My trip to Austin was short, less that 48 hours short. What was I thinking going there at a time like this – “this” being one month since my husband died. Of course Grief came along with me, like a hitchhiker, sitting right there next to me in the passenger seat. I had to pull over quite a few times to quiet the bastard down, pull over and cry and cry and cry to subdue its backseat driving. Anyway, what I could see of Austin, through the cloudiness of my sad and puffy eyes, was spectacular. Austin appears to be a sweet city with an eclectic combination of funky farm life, youthful university vibe (all that promise for the future!), stuffy government (just think, W lived here…), athletic energy (all those runners and bikers along the river trail), and downtown sophistication with elegant bistros. And then there’s the music scene. At 10PM on a Monday night there was live music blaring from every bar in the six-block radius I walked. I liked everything I saw, though admittedly I didn’t see much. I’ll be sure to return when I get my energy back….at least one can hope. On my drive back to Terlingua, I stopped in Fredericksburg, a German town right here in Texas. Even the street names are in German, including the German word Strasse for street. There was Friedhelm’s Bavarian Restaurant, Der Lindenbaum, and the Altdorf Biergarten. Naturally, this reminded me of Marcus…but that was okay, in fact it was good, nice, cozy – or gemutlich, as long as we’re using German words here – and made me feel closer to him. The thing about Fredericksburg is that is not only German, it is also famous for its pie! (Maybe this is where Marcus and I should have settled.) This Texas hill country is fertile with peaches and pecans, both exceptional pie fillings.
After asking a local woman for a pie recommendation, her face lit up with a smile. “Oh, that’s easy. The Fredericksburg Pie Company.
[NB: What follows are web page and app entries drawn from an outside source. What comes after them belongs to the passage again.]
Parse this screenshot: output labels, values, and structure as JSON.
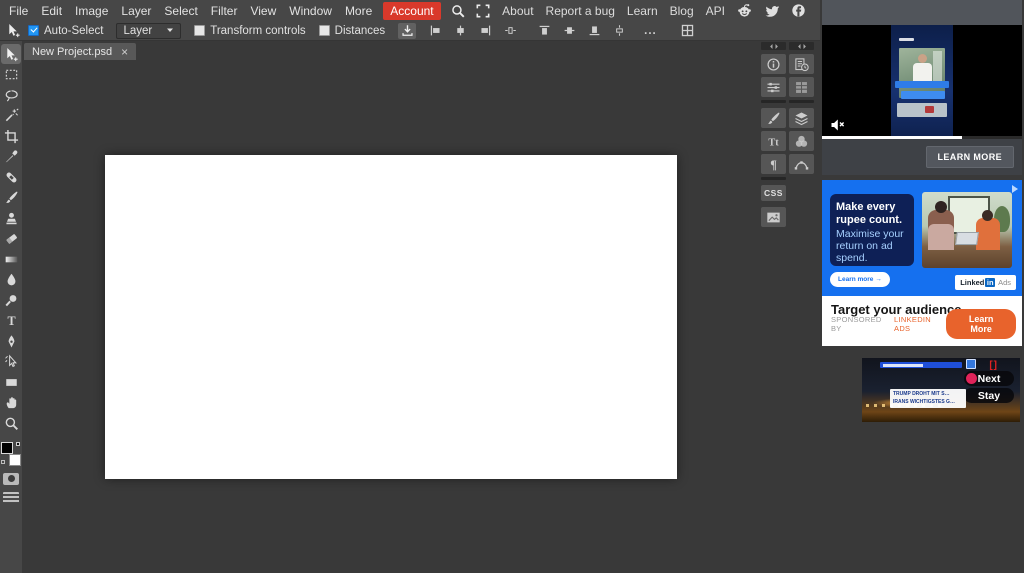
{
  "colors": {
    "account_red": "#d9392b",
    "checkbox_blue": "#2196f3",
    "linkedin_blue": "#1570ef",
    "linkedin_navy": "#0e2056",
    "linkedin_lightblue": "#a6d0ff",
    "linkedin_brand_blue": "#0a66c2",
    "cta_orange": "#e8632c"
  },
  "menubar": {
    "items": [
      "File",
      "Edit",
      "Image",
      "Layer",
      "Select",
      "Filter",
      "View",
      "Window",
      "More"
    ],
    "account_label": "Account",
    "links": [
      "About",
      "Report a bug",
      "Learn",
      "Blog",
      "API"
    ],
    "social_icons": [
      "reddit-icon",
      "twitter-icon",
      "facebook-icon"
    ]
  },
  "options": {
    "auto_select": "Auto-Select",
    "layer_select_value": "Layer",
    "transform_controls": "Transform controls",
    "distances": "Distances",
    "more": "...",
    "align_icons": [
      "align-left-icon",
      "align-center-h-icon",
      "align-right-icon",
      "distribute-h-icon"
    ],
    "align_icons2": [
      "align-top-icon",
      "align-middle-icon",
      "align-bottom-icon",
      "distribute-v-icon"
    ]
  },
  "tabs": [
    {
      "title": "New Project.psd",
      "close": "×"
    }
  ],
  "left_toolbar": {
    "tools": [
      "move-tool",
      "marquee-tool",
      "lasso-tool",
      "wand-tool",
      "crop-tool",
      "eyedropper-tool",
      "heal-tool",
      "brush-tool",
      "clone-tool",
      "eraser-tool",
      "gradient-tool",
      "blur-tool",
      "dodge-tool",
      "text-tool",
      "pen-tool",
      "path-select-tool",
      "shape-tool",
      "hand-tool",
      "zoom-tool"
    ],
    "selected_tool": "move-tool",
    "foreground_color": "#000000",
    "background_color": "#ffffff"
  },
  "right_panels": {
    "col1_groups": [
      [
        "info-icon",
        "adjust-icon"
      ],
      [
        "brush-icon",
        "character-icon",
        "paragraph-icon"
      ],
      [
        "css-button",
        "image-icon"
      ]
    ],
    "col2_groups": [
      [
        "history-icon",
        "panel-grid-icon"
      ],
      [
        "layers-icon",
        "swatches-icon",
        "curve-icon"
      ]
    ],
    "css_label": "CSS"
  },
  "ads": {
    "video_ad": {
      "cta": "LEARN MORE",
      "progress_percent": 70
    },
    "linkedin_ad": {
      "headline": "Make every rupee count.",
      "subheadline": "Maximise your return on ad spend.",
      "cta_pill": "Learn more →",
      "logo_linked": "Linked",
      "logo_in": "in",
      "logo_ads": "Ads",
      "tagline": "Target your audience.",
      "sponsored_by": "SPONSORED BY",
      "sponsor_name": "LINKEDIN ADS",
      "cta_button": "Learn More"
    },
    "news_ad": {
      "next_label": "Next",
      "stay_label": "Stay",
      "caption_line1": "TRUMP DROHT MIT S…",
      "caption_line2": "IRANS WICHTIGSTES G…"
    }
  }
}
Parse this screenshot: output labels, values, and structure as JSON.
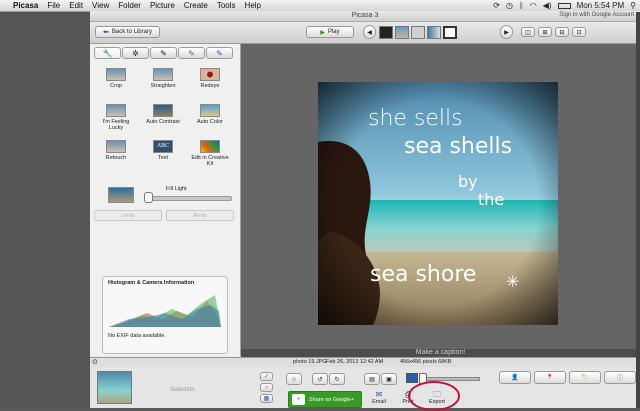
{
  "menubar": {
    "app": "Picasa",
    "items": [
      "File",
      "Edit",
      "View",
      "Folder",
      "Picture",
      "Create",
      "Tools",
      "Help"
    ],
    "clock": "Mon 5:54 PM"
  },
  "window": {
    "title": "Picasa 3",
    "signin": "Sign in with Google Account"
  },
  "toolbar": {
    "back_label": "Back to Library",
    "play_label": "Play"
  },
  "edit_panel": {
    "tools": [
      {
        "label": "Crop"
      },
      {
        "label": "Straighten"
      },
      {
        "label": "Redeye"
      },
      {
        "label": "I'm Feeling Lucky"
      },
      {
        "label": "Auto Contrast"
      },
      {
        "label": "Auto Color"
      },
      {
        "label": "Retouch"
      },
      {
        "label": "Text"
      },
      {
        "label": "Edit in Creative Kit"
      }
    ],
    "fill_light_label": "Fill Light",
    "fill_light_level": 0,
    "undo_label": "Undo",
    "redo_label": "Redo"
  },
  "histogram": {
    "title": "Histogram & Camera Information",
    "exif_text": "No EXIF data available."
  },
  "photo": {
    "line1": "she sells",
    "line2": "sea shells",
    "line3": "by",
    "line4": "the",
    "line5": "sea shore"
  },
  "caption_placeholder": "Make a caption!",
  "info": {
    "filename": "photo 19.JPG",
    "date": "Feb 26, 2013 12:42 AM",
    "dimensions": "456x456 pixels",
    "size": "68KB"
  },
  "tray": {
    "selection_label": "Selection",
    "share_label": "Share on Google+",
    "email_label": "Email",
    "print_label": "Print",
    "export_label": "Export"
  },
  "colors": {
    "share_green": "#3a9a28",
    "highlight_circle": "#c0143c"
  }
}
It’s just around the corner.” Are you sure it’s open today, I asked, having noted that although there were a number of tourists strolling the sidewalks nearly every restaurant was closed. In Germany this is called a “Ruhetag” or rest day, though a Wednesday seemed an odd day for everything to be closed. “I’m sure it will be open,” she insisted.With buoyed hopes and a hungry belly, I drove around the corner and there it was in its kitschy, cute, touristy glory: The Fredericksburg Pie Company. An old white Craftsman cottage with a front porch, covered in vines, perched on a pert green lawn. It was picture perfect. I could already taste the peach pie, or maybe pecan, or maybe both. I would have one piece for Angelika (pecan is her favorite) and one piece for me (peach is one of my top 5), and, if necessary, a third piece for my hitchhiker, Grief.
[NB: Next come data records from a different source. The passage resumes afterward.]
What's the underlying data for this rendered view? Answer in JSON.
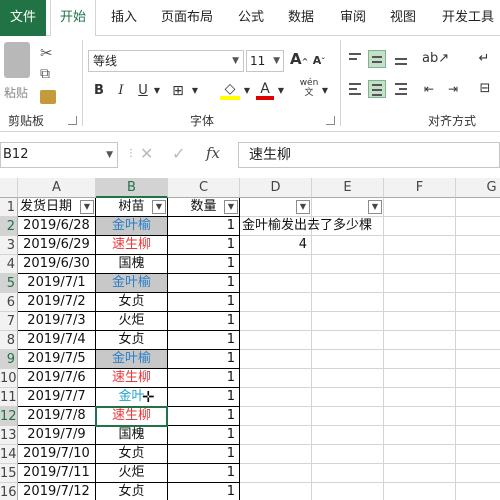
{
  "ribbon": {
    "tabs": [
      {
        "label": "文件"
      },
      {
        "label": "开始"
      },
      {
        "label": "插入"
      },
      {
        "label": "页面布局"
      },
      {
        "label": "公式"
      },
      {
        "label": "数据"
      },
      {
        "label": "审阅"
      },
      {
        "label": "视图"
      },
      {
        "label": "开发工具"
      }
    ],
    "clipboard": {
      "paste_label": "粘贴",
      "group_label": "剪贴板"
    },
    "font": {
      "name": "等线",
      "size": "11",
      "group_label": "字体",
      "phonetic_label": "wén"
    },
    "alignment": {
      "group_label": "对齐方式"
    }
  },
  "formula_bar": {
    "name_box": "B12",
    "cancel": "✕",
    "enter": "✓",
    "fx": "fx",
    "content": "速生柳"
  },
  "sheet": {
    "columns": [
      "A",
      "B",
      "C",
      "D",
      "E",
      "F",
      "G"
    ],
    "header_row": {
      "row": "1",
      "a": "发货日期",
      "b": "树苗",
      "c": "数量"
    },
    "rows": [
      {
        "row": "2",
        "date": "2019/6/28",
        "tree": "金叶榆",
        "qty": "1"
      },
      {
        "row": "3",
        "date": "2019/6/29",
        "tree": "速生柳",
        "qty": "1"
      },
      {
        "row": "4",
        "date": "2019/6/30",
        "tree": "国槐",
        "qty": "1"
      },
      {
        "row": "5",
        "date": "2019/7/1",
        "tree": "金叶榆",
        "qty": "1"
      },
      {
        "row": "6",
        "date": "2019/7/2",
        "tree": "女贞",
        "qty": "1"
      },
      {
        "row": "7",
        "date": "2019/7/3",
        "tree": "火炬",
        "qty": "1"
      },
      {
        "row": "8",
        "date": "2019/7/4",
        "tree": "女贞",
        "qty": "1"
      },
      {
        "row": "9",
        "date": "2019/7/5",
        "tree": "金叶榆",
        "qty": "1"
      },
      {
        "row": "10",
        "date": "2019/7/6",
        "tree": "速生柳",
        "qty": "1"
      },
      {
        "row": "11",
        "date": "2019/7/7",
        "tree": "金叶",
        "qty": "1"
      },
      {
        "row": "12",
        "date": "2019/7/8",
        "tree": "速生柳",
        "qty": "1"
      },
      {
        "row": "13",
        "date": "2019/7/9",
        "tree": "国槐",
        "qty": "1"
      },
      {
        "row": "14",
        "date": "2019/7/10",
        "tree": "女贞",
        "qty": "1"
      },
      {
        "row": "15",
        "date": "2019/7/11",
        "tree": "火炬",
        "qty": "1"
      },
      {
        "row": "16",
        "date": "2019/7/12",
        "tree": "女贞",
        "qty": "1"
      }
    ],
    "d2": "金叶榆发出去了多少棵",
    "d3": "4"
  },
  "colors": {
    "accent": "#217346",
    "blue_text": "#2a7fc9",
    "red_text": "#e83a3a",
    "highlight_fill": "#c8c8c8"
  }
}
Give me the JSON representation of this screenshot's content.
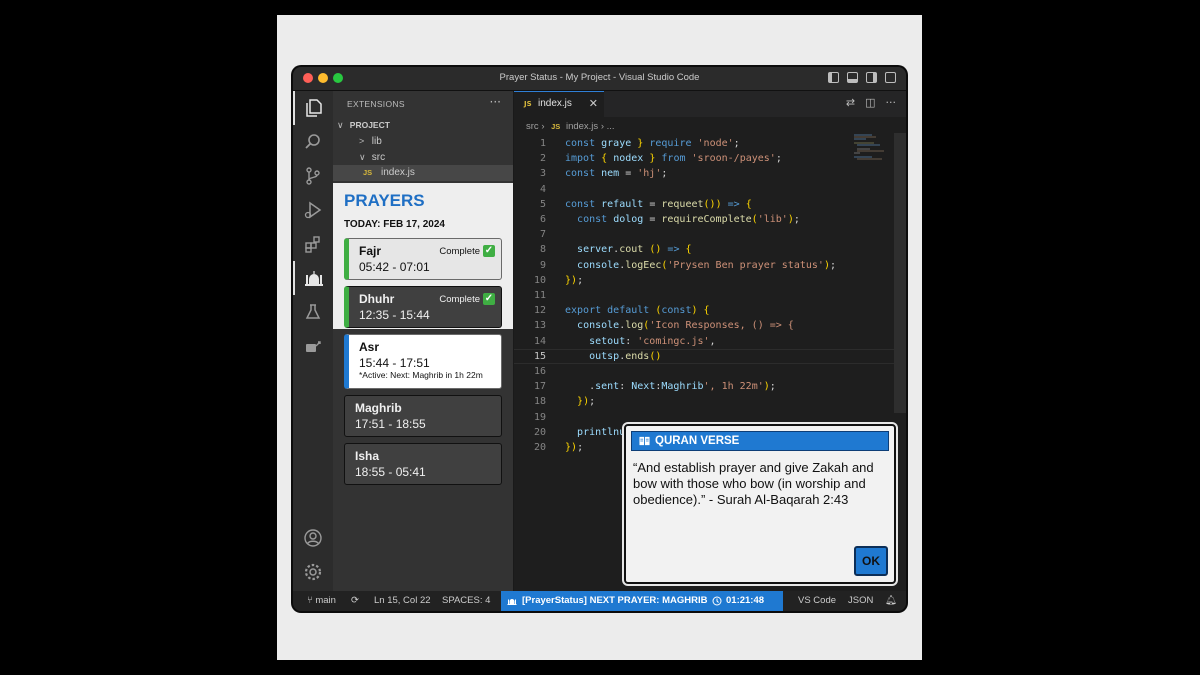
{
  "window": {
    "title": "Prayer Status - My Project - Visual Studio Code"
  },
  "sidebar": {
    "header": "EXTENSIONS",
    "more": "···",
    "tree": [
      {
        "label": "PROJECT",
        "chevron": "∨",
        "indent": 0
      },
      {
        "label": "lib",
        "chevron": ">",
        "indent": 1
      },
      {
        "label": "src",
        "chevron": "∨",
        "indent": 1
      },
      {
        "label": "index.js",
        "badge": "JS",
        "indent": 2
      }
    ]
  },
  "prayers": {
    "title": "PRAYERS",
    "today": "TODAY: FEB 17, 2024",
    "items": [
      {
        "name": "Fajr",
        "time": "05:42 - 07:01",
        "status": "Complete"
      },
      {
        "name": "Dhuhr",
        "time": "12:35 - 15:44",
        "status": "Complete"
      },
      {
        "name": "Asr",
        "time": "15:44 - 17:51",
        "note": "*Active: Next: Maghrib in 1h 22m"
      },
      {
        "name": "Maghrib",
        "time": "17:51 - 18:55"
      },
      {
        "name": "Isha",
        "time": "18:55 - 05:41"
      }
    ]
  },
  "editor": {
    "tab": {
      "badge": "JS",
      "label": "index.js",
      "close": "✕"
    },
    "breadcrumb": {
      "folder": "src",
      "sep": "›",
      "badge": "JS",
      "file": "index.js",
      "tail": "›  ..."
    },
    "current_line": 15,
    "lines": [
      {
        "n": "1",
        "code": "const graye } require 'node';"
      },
      {
        "n": "2",
        "code": "impot { nodex } from 'sroon-/payes';"
      },
      {
        "n": "3",
        "code": "const nem = 'hj';"
      },
      {
        "n": "4",
        "code": ""
      },
      {
        "n": "5",
        "code": "const refault = requeet()) => {"
      },
      {
        "n": "6",
        "code": "  const dolog = requireComplete('lib');"
      },
      {
        "n": "7",
        "code": ""
      },
      {
        "n": "8",
        "code": "  server.cout () => {"
      },
      {
        "n": "9",
        "code": "  console.logEec('Prysen Ben prayer status');"
      },
      {
        "n": "10",
        "code": "});"
      },
      {
        "n": "11",
        "code": ""
      },
      {
        "n": "12",
        "code": "export default (const) {"
      },
      {
        "n": "13",
        "code": "  console.log('Icon Responses, () => {"
      },
      {
        "n": "14",
        "code": "    setout: 'comingc.js',"
      },
      {
        "n": "15",
        "code": "    outsp.ends()"
      },
      {
        "n": "16",
        "code": ""
      },
      {
        "n": "17",
        "code": "    .sent: Next:Maghrib', 1h 22m');"
      },
      {
        "n": "18",
        "code": "  });"
      },
      {
        "n": "19",
        "code": ""
      },
      {
        "n": "20",
        "code": "  printlnu"
      },
      {
        "n": "20",
        "code": "});"
      }
    ]
  },
  "statusbar": {
    "branch": "main",
    "position": "Ln 15, Col 22",
    "spaces": "SPACES: 4",
    "center": "[PrayerStatus] NEXT PRAYER: MAGHRIB",
    "timer": "01:21:48",
    "app": "VS Code",
    "lang": "JSON"
  },
  "dialog": {
    "title": "QURAN VERSE",
    "body": "“And establish prayer and give Zakah and bow with those who bow (in worship and obedience).” - Surah Al-Baqarah 2:43",
    "ok": "OK"
  },
  "colors": {
    "accent_blue": "#1f79d1",
    "complete_green": "#3fae43",
    "active_blue": "#1f6fc4"
  }
}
As if my mission wasn’t clear enough, I saw a sign hanging from the rafters of the house. “PIE FIXES EVERYTHING,” it promised. In my broken state, I was desperate for pie. (Well, no, I was desperate to have Marcus back, but….) “Pie is better than a psychiatrist,” I thought. And then I saw another sign. “CLOSED,” it said. “And you thought putting your life back together after Marcus was going to be that easy, did you?” said the voice inside. “Easy as pie? Ha!”
I got back in my car, pulled over a few more times to cry, and eventually ate a stale croissant I had been carrying around for 3 days. I will have to think of other ways to help Angelika with her grief, while still dealing with mine. My goal is to spend Thanksgiving with Marcus’ parents in Germany. I will bring all the ingredients to make pecan pie — and I will make every effort to leave Grief behind.